Thursday, October 22, 2009
It is Thursday Night in Vladivostok, and the temperature is currently around 45 degrees Fahrenheit. This has by far been a much better month than September, especially since that I now have a good group of friends and I can move around the city as I please. Classes at the University are going well, even though I need to do something about being in so many English classes. I'm meeting lots and lots of people now, and starting to use more Russian and less English(even though I definitely need to polish it a lot before I can brag). I am not experiencing any homesickness whatsoever, and in fact the only thing I miss is the love of my life Tiffany Svoboda, but that topic would take another few hours to elaborate on(I love you :) ). Anyways, I am starting on a Russian book that I got at the bookstore and even though I am only on the first page(I got it a few days ago and have had no time to really dig into it), I plan on gradually working my way through the whole book with the help of one of my English teachers. The book, that I currently can't think the name of, is a classical book so obviously there are lots of vocabulary problems, but I believe after I learn more it will get easier and easier. Next weekend, the exchange students are planning on going to Khabarovsk for Halloween, but depending on a lot of things it might happen or it might not. I am currently really enjoying Vladivostok so I have no problem with going or staying. I must go, but I will leave a more informative post soon. 1~
Saturday, October 3, 2009
After about a month in Russia, things are finally starting to become normal. In the first month, way too much seemed to be going on. My Rotary Guarantee Forms had the wrong address, wrong names, phone number, and everything for my host family. The person who was supposed to be my Counselor turned out to be a random Russian woman who had no idea who I was, I was having problems with my host brother, and I was stuck in an apartment with just him, and the kitchen had no food or water so some days I had to buy all my own food and drink which started to be too pricy. I was given the wrong directions from my university trying to get home and got taken to a bus station in a place I had never been, had to get off the bus, ran out of credits on my cell phone, and then was unable to receive calls on my cell phone because my SIM card was acting up. I was almost chased by dogs, found out I had much less money than I expected, and then had someone buy a ticket for me to Irkutsk that costs about $400 even though I told her I didn't think I could afford it. So, to put it simply, I had a very rough month. With all of that plus troubles back home, I really am suprised I was able to stay somewhat positive through all of it. Things are finally working themselves out and I am still with my host family and my host brother and I get along pretty well now.
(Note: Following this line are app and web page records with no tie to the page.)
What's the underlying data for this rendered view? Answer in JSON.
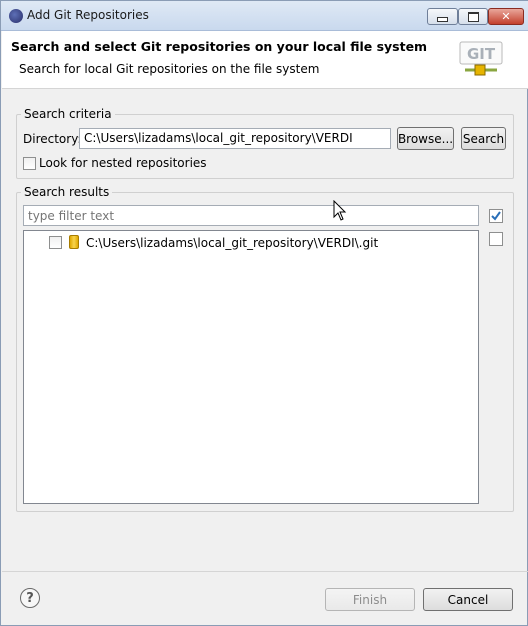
{
  "window": {
    "title": "Add Git Repositories"
  },
  "header": {
    "title": "Search and select Git repositories on your local file system",
    "subtitle": "Search for local Git repositories on the file system",
    "logo_text": "GIT"
  },
  "search_criteria": {
    "group_label": "Search criteria",
    "directory_label": "Directory:",
    "directory_value": "C:\\Users\\lizadams\\local_git_repository\\VERDI",
    "browse_label": "Browse...",
    "search_label": "Search",
    "nested_label": "Look for nested repositories",
    "nested_checked": false
  },
  "search_results": {
    "group_label": "Search results",
    "filter_placeholder": "type filter text",
    "select_all_checked": true,
    "deselect_all_checked": false,
    "items": [
      {
        "label": "C:\\Users\\lizadams\\local_git_repository\\VERDI\\.git",
        "checked": false
      }
    ]
  },
  "footer": {
    "help_symbol": "?",
    "finish_label": "Finish",
    "finish_enabled": false,
    "cancel_label": "Cancel"
  }
}
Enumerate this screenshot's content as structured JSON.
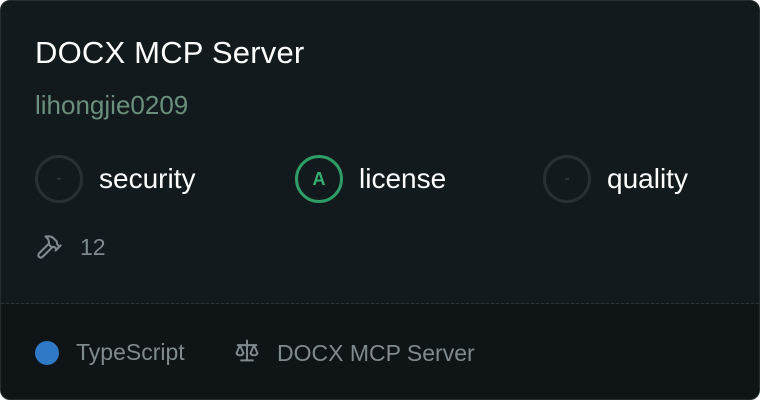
{
  "server": {
    "name": "DOCX MCP Server",
    "owner": "lihongjie0209"
  },
  "scores": [
    {
      "badge": "-",
      "label": "security"
    },
    {
      "badge": "A",
      "label": "license"
    },
    {
      "badge": "-",
      "label": "quality"
    }
  ],
  "tools": {
    "icon": "hammer-icon",
    "count": "12"
  },
  "footer": {
    "language": "TypeScript",
    "language_color": "#3178c6",
    "license_icon": "scale-icon",
    "license_text": "DOCX MCP Server"
  },
  "colors": {
    "card_bg": "#121a1d",
    "grade_a": "#2f9e66",
    "owner_text": "#6b8f7d"
  }
}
Even though I end up using lots of English each day because of the fact that I am surrounded by students and people eager to practice with a native speaker, I have been picking the language up much sooner than I expected. The Russian language seemed very complex when I first began studying, but soon I realized that is just another language. It is a language that expresses itself differently and because of that it forces you to have to think differently as well, which is something I was really excited about because I've always wanted to learn a language that would force me to think differently when I express myself, if that makes any sense. What I mean is, Romance languages like Portuguese, French, Spanish, etc., are very easy to learn for an English speaker because all you have to learn is conjugations, a few pronouns, and from there just plug in nouns and you are almost done. But with Russian, you have to learn about all of that but also declensions, aspect, and even after that it is another thing to speak it and sound naturally because Russian speakers tend to use their words in a variety of different orders instead of the simple Subject-Verb-Object. I won't get too nerdy on the language, but I am really enjoying this more than anything else.
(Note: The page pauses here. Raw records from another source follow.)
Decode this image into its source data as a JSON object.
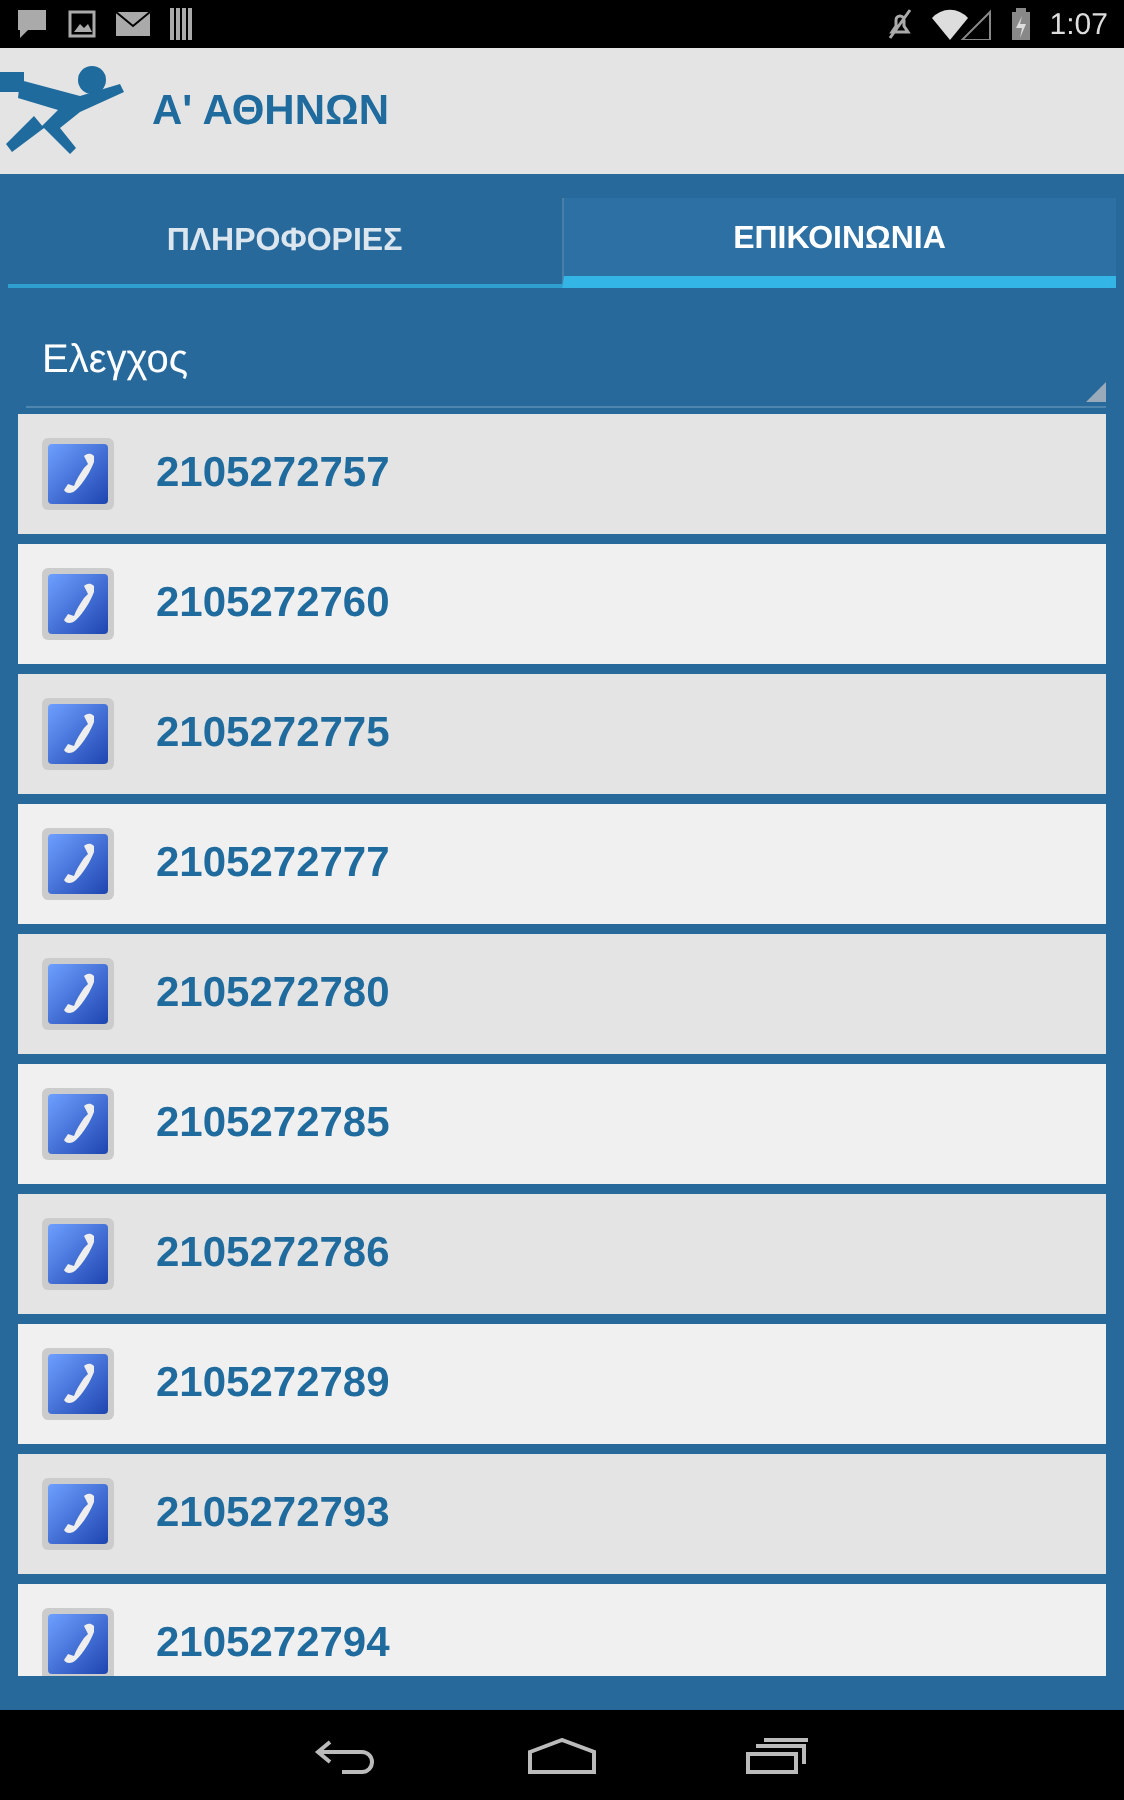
{
  "status_bar": {
    "time": "1:07"
  },
  "app_bar": {
    "title": "Α' ΑΘΗΝΩΝ"
  },
  "tabs": [
    {
      "label": "ΠΛΗΡΟΦΟΡΙΕΣ",
      "selected": false
    },
    {
      "label": "ΕΠΙΚΟΙΝΩΝΙΑ",
      "selected": true
    }
  ],
  "dropdown": {
    "value": "Ελεγχος"
  },
  "phone_numbers": [
    "2105272757",
    "2105272760",
    "2105272775",
    "2105272777",
    "2105272780",
    "2105272785",
    "2105272786",
    "2105272789",
    "2105272793",
    "2105272794"
  ]
}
When it comes to Russian culture and just living in a Russian city, the one world I can use to describe it all is "wow." My city is more diverse then probably most Russian cities, but the diversity is still small. The city is obviously mainly white, with a small Oriental population and, I am not joking at all when I say this, 3 black people. I make the fourth. So, you can imagine that every single day I come out, I get crazy looks from people and get asked for my photo every single day. After about a week or so I adjusted and now I just have fun with it. The people here do not smile at all when they walk the streets, and at first I felt very uncomfortable and didn't know whether I would be safe here, but I realized that it's just the way people carry themselves here. The people are very friendly, and actually treat me very nicely. When people see me they usually get really excited and act very funny. I also must add that the Russian girls have bad Jungle Fever...
So, that is a quick summary of my first month here. I leave for Irkutsk Monday night and I will be putting on photos on my Facebook soon. So keep reading and stay posted. If you haven't added me on Facebook yet, just search for Torrey Payne from Charlottesville, VA and you should find me!